When it comes to bone loss, Dr. Jörn Rittweger, head of the Department of Muscle and Bone Metabolism at the DLR Institute of Aerospace Medicine, explained that the stress of moving muscles – not the body’s weight – maintains bone mass. Fortunately, that means exercise can reduce this problem for astronauts, while also maintaining muscle mass and strength and the body’s interior equilibrium, or metabolic milieu intérieur, according to Dr. Rittweger.
Researchers at the symposium also discussed sleep issues in space, as well as the effect of reduced oxygen levels on the heart and brain – and the potential benefits of some of their findings for non-astronauts here on Earth.
And they made clear this is a discussion they want to continue, suggesting joint grant applications and research projects, as well as graduate student exchanges.
“We have identified complementary research interests,” said Dr. Jens Jordan, Head of the DLR Institute of Aerospace Medicine. “We are really interested in building a scientific exchange program.
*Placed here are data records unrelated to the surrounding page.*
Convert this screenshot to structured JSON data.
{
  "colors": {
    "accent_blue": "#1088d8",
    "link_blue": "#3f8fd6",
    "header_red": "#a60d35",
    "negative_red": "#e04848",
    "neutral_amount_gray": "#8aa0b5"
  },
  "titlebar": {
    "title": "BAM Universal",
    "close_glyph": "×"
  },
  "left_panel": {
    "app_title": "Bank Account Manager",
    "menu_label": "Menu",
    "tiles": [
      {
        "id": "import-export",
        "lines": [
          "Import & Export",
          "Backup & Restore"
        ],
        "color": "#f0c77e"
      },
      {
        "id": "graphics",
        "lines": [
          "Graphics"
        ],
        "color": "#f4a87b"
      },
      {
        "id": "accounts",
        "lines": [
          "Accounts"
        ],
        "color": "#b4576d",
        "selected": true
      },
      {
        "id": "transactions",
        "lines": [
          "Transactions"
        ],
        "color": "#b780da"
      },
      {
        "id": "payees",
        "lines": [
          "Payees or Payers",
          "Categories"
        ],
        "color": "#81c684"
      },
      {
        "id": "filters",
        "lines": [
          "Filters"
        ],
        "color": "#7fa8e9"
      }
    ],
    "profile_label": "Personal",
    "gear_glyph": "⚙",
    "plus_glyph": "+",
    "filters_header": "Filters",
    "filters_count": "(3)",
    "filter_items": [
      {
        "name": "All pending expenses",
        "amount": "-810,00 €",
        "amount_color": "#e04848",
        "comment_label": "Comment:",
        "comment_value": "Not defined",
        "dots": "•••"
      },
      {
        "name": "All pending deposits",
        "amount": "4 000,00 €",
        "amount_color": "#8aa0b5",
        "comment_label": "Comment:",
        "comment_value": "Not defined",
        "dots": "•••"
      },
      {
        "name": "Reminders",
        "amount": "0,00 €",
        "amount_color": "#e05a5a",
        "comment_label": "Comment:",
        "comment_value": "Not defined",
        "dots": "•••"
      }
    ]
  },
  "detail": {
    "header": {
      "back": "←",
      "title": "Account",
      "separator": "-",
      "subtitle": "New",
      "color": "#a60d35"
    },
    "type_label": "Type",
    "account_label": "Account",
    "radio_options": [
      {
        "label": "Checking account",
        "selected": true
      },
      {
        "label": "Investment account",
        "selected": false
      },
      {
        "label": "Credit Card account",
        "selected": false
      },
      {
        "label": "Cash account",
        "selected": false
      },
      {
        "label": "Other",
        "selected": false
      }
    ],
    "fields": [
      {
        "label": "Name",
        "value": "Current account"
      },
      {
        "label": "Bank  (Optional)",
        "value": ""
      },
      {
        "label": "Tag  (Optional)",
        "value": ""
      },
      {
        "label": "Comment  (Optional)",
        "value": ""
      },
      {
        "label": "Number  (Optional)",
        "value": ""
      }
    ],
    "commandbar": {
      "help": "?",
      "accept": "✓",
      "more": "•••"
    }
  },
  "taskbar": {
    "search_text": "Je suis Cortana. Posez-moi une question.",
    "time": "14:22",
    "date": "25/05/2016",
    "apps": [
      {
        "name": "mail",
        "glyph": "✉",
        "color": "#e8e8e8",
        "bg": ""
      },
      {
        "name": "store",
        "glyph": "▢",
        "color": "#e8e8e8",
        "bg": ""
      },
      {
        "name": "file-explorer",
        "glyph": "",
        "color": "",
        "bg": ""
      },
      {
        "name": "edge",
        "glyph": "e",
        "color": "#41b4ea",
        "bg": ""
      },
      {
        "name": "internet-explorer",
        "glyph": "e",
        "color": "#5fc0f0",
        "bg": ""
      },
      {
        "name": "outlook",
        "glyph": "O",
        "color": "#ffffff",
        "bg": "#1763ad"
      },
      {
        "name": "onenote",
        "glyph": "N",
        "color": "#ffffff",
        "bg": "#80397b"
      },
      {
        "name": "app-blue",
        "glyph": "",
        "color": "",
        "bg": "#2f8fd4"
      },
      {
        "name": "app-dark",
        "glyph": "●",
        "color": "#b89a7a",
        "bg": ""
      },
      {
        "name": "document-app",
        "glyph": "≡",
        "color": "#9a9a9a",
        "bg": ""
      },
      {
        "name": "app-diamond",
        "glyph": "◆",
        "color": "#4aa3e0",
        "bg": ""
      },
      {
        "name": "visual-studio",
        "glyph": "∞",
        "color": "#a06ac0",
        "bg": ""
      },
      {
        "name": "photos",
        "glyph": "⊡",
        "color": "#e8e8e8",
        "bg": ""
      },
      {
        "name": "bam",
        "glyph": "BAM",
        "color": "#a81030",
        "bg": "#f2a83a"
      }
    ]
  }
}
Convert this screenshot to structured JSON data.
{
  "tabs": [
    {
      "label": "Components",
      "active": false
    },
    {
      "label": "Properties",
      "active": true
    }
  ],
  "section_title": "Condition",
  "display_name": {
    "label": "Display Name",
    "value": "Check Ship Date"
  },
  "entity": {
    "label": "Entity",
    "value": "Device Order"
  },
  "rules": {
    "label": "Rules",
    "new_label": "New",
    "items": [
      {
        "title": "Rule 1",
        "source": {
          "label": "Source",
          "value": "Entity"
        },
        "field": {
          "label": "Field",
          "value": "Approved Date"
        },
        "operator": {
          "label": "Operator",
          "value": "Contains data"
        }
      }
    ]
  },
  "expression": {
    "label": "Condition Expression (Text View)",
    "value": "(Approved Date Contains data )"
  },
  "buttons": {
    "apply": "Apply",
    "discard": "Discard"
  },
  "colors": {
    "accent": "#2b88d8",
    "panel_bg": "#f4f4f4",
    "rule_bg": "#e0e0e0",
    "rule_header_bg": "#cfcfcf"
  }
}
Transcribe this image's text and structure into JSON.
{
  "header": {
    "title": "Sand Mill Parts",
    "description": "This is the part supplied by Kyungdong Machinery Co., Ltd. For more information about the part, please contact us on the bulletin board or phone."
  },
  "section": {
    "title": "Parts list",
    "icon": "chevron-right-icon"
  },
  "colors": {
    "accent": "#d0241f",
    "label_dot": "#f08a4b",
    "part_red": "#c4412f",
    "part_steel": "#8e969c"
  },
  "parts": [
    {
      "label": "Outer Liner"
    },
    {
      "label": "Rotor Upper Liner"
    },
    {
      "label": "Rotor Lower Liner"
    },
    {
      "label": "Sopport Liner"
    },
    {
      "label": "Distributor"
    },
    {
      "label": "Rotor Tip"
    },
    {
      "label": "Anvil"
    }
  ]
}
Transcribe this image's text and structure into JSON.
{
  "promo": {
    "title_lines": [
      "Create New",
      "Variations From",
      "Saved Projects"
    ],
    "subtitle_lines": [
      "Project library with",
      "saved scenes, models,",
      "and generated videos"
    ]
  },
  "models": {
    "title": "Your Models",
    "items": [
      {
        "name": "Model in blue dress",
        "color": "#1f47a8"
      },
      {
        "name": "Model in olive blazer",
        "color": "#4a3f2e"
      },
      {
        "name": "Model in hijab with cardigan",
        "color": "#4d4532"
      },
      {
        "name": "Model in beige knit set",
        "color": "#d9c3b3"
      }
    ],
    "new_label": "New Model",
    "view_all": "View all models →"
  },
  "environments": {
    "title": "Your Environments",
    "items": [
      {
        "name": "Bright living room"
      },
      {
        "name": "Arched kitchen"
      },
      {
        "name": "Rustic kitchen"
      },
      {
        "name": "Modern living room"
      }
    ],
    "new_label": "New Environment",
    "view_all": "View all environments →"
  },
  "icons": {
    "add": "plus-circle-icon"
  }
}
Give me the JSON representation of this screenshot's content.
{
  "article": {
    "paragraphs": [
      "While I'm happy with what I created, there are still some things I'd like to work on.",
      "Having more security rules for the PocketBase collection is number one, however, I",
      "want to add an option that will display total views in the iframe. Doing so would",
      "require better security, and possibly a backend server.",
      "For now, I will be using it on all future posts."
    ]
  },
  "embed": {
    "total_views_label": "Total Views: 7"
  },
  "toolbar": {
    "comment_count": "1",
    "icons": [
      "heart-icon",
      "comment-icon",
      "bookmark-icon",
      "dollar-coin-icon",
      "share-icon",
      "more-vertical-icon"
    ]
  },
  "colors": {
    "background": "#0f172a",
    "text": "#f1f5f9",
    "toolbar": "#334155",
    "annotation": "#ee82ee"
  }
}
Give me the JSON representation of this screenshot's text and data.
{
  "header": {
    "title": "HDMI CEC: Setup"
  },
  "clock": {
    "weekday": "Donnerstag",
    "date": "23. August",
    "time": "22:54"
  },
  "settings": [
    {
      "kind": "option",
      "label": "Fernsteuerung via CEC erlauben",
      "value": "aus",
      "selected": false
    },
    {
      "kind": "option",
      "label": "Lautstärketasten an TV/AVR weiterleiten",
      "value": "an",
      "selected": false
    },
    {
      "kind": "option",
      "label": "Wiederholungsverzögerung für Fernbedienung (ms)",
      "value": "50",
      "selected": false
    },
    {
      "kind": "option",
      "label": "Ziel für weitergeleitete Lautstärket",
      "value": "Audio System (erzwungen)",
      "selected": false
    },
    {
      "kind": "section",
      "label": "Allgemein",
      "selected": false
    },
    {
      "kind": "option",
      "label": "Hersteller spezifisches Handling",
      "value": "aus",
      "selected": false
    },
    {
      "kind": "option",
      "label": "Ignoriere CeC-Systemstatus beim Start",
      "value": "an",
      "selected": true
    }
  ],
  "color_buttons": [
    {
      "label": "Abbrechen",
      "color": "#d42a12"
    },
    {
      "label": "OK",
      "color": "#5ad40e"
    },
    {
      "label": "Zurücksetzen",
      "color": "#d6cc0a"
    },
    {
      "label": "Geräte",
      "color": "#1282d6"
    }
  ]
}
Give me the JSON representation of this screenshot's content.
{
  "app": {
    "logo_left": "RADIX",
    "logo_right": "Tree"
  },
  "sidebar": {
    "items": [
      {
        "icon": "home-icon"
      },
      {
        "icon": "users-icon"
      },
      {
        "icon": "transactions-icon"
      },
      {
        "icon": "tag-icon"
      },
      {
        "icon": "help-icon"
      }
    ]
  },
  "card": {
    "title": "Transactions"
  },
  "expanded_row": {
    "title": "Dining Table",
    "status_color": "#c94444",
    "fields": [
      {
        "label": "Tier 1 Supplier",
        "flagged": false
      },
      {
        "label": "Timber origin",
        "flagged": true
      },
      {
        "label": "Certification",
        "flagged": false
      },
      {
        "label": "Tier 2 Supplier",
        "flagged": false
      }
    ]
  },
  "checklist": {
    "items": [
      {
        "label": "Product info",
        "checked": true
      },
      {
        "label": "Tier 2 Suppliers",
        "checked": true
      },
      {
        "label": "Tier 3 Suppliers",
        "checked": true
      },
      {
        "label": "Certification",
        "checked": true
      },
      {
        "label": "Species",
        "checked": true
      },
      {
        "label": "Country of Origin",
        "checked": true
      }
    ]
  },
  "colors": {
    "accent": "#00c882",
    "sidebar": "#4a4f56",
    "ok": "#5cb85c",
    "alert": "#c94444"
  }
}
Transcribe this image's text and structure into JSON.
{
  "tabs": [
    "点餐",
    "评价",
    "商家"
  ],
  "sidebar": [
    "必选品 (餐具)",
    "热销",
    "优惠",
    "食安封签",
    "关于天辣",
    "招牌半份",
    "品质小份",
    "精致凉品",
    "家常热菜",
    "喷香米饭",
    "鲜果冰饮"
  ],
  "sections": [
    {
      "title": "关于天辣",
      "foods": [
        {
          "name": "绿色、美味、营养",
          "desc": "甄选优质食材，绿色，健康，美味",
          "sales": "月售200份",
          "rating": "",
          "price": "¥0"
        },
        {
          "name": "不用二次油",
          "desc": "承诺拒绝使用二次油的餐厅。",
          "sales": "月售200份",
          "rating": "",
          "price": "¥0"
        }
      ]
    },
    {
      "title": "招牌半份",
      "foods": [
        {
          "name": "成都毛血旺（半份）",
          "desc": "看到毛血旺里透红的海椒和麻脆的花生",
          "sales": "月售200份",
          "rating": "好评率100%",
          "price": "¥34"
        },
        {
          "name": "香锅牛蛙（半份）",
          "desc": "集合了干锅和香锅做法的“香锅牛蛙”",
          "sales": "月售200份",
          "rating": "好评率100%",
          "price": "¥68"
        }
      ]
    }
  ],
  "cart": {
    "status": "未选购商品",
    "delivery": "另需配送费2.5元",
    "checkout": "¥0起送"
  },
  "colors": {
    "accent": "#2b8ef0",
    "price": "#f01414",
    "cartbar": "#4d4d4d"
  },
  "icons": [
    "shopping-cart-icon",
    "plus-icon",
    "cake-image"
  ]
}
Our goal is to maintain astronauts’ health in space and to apply the knowledge to improve life for patients on Earth.” A special memorandum of understanding between the DLR and UT Southwestern is planned to be signed in early December to cement the relationship.
“This was a unique opportunity to build a relationship between the German Aerospace Center and researchers here at UT Southwestern,” Dr. Levine said.